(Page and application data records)
----------------

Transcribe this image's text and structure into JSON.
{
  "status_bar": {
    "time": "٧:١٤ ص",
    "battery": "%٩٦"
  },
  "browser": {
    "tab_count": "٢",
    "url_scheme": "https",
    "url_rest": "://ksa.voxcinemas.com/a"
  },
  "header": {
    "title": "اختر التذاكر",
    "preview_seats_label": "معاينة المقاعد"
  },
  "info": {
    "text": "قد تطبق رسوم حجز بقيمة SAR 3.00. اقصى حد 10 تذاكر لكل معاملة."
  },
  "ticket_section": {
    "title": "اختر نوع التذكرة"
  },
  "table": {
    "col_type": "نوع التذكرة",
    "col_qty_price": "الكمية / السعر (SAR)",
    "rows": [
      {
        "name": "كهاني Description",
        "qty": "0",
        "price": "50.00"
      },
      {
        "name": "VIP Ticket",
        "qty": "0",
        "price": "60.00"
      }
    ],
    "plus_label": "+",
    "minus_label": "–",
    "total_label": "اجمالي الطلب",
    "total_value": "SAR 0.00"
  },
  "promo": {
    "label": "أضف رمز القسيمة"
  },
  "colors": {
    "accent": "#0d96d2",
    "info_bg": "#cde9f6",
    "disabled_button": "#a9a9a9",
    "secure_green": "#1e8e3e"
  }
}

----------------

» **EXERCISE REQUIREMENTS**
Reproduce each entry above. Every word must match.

» **OUTPUT OF THE EXERCISE**
Transcribe this image's text and structure into JSON.
{
  "status_bar": {
    "time": "٧:١٤ ص",
    "battery": "%٩٦"
  },
  "browser": {
    "tab_count": "٢",
    "url_scheme": "https",
    "url_rest": "://ksa.voxcinemas.com/a"
  },
  "header": {
    "title": "اختر التذاكر",
    "preview_seats_label": "معاينة المقاعد"
  },
  "info": {
    "text": "قد تطبق رسوم حجز بقيمة SAR 3.00. اقصى حد 10 تذاكر لكل معاملة."
  },
  "ticket_section": {
    "title": "اختر نوع التذكرة"
  },
  "table": {
    "col_type": "نوع التذكرة",
    "col_qty_price": "الكمية / السعر (SAR)",
    "rows": [
      {
        "name": "كهاني Description",
        "qty": "0",
        "price": "50.00"
      },
      {
        "name": "VIP Ticket",
        "qty": "0",
        "price": "60.00"
      }
    ],
    "plus_label": "+",
    "minus_label": "–",
    "total_label": "اجمالي الطلب",
    "total_value": "SAR 0.00"
  },
  "promo": {
    "label": "أضف رمز القسيمة"
  },
  "colors": {
    "accent": "#0d96d2",
    "info_bg": "#cde9f6",
    "disabled_button": "#a9a9a9",
    "secure_green": "#1e8e3e"
  }
}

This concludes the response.